Exercise
For each line below, return an exact copy.

Component data from apps and pages:
Content starts
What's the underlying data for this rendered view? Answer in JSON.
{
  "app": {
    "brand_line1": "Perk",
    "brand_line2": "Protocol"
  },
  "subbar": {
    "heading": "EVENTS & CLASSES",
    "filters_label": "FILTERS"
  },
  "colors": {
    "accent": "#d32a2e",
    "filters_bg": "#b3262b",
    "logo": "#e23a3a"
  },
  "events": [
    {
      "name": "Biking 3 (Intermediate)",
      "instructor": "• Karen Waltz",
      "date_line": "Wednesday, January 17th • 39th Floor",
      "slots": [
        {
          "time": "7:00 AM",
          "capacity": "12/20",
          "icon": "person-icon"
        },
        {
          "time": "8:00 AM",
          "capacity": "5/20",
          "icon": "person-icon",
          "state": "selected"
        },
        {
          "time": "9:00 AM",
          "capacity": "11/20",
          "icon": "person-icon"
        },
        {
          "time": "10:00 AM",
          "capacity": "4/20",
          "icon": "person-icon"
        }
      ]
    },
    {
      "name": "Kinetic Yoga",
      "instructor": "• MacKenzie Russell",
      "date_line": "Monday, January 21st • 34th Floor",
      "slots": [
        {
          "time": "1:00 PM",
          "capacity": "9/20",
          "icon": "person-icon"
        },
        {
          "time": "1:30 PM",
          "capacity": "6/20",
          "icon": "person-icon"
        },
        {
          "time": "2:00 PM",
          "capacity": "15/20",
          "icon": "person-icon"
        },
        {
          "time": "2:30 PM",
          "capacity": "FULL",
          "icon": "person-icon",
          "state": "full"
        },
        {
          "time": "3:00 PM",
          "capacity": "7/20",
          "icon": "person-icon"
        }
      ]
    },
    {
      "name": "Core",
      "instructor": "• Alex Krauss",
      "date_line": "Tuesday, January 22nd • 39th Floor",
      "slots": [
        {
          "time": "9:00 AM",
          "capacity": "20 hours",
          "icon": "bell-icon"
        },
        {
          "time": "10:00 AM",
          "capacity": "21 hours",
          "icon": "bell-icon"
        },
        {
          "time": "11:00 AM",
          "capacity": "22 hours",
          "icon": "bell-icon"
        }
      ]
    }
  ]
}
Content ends
Output of the task
What's the underlying data for this rendered view? Answer in JSON.
{
  "app": {
    "brand_line1": "Perk",
    "brand_line2": "Protocol"
  },
  "subbar": {
    "heading": "EVENTS & CLASSES",
    "filters_label": "FILTERS"
  },
  "colors": {
    "accent": "#d32a2e",
    "filters_bg": "#b3262b",
    "logo": "#e23a3a"
  },
  "events": [
    {
      "name": "Biking 3 (Intermediate)",
      "instructor": "• Karen Waltz",
      "date_line": "Wednesday, January 17th • 39th Floor",
      "slots": [
        {
          "time": "7:00 AM",
          "capacity": "12/20",
          "icon": "person-icon"
        },
        {
          "time": "8:00 AM",
          "capacity": "5/20",
          "icon": "person-icon",
          "state": "selected"
        },
        {
          "time": "9:00 AM",
          "capacity": "11/20",
          "icon": "person-icon"
        },
        {
          "time": "10:00 AM",
          "capacity": "4/20",
          "icon": "person-icon"
        }
      ]
    },
    {
      "name": "Kinetic Yoga",
      "instructor": "• MacKenzie Russell",
      "date_line": "Monday, January 21st • 34th Floor",
      "slots": [
        {
          "time": "1:00 PM",
          "capacity": "9/20",
          "icon": "person-icon"
        },
        {
          "time": "1:30 PM",
          "capacity": "6/20",
          "icon": "person-icon"
        },
        {
          "time": "2:00 PM",
          "capacity": "15/20",
          "icon": "person-icon"
        },
        {
          "time": "2:30 PM",
          "capacity": "FULL",
          "icon": "person-icon",
          "state": "full"
        },
        {
          "time": "3:00 PM",
          "capacity": "7/20",
          "icon": "person-icon"
        }
      ]
    },
    {
      "name": "Core",
      "instructor": "• Alex Krauss",
      "date_line": "Tuesday, January 22nd • 39th Floor",
      "slots": [
        {
          "time": "9:00 AM",
          "capacity": "20 hours",
          "icon": "bell-icon"
        },
        {
          "time": "10:00 AM",
          "capacity": "21 hours",
          "icon": "bell-icon"
        },
        {
          "time": "11:00 AM",
          "capacity": "22 hours",
          "icon": "bell-icon"
        }
      ]
    }
  ]
}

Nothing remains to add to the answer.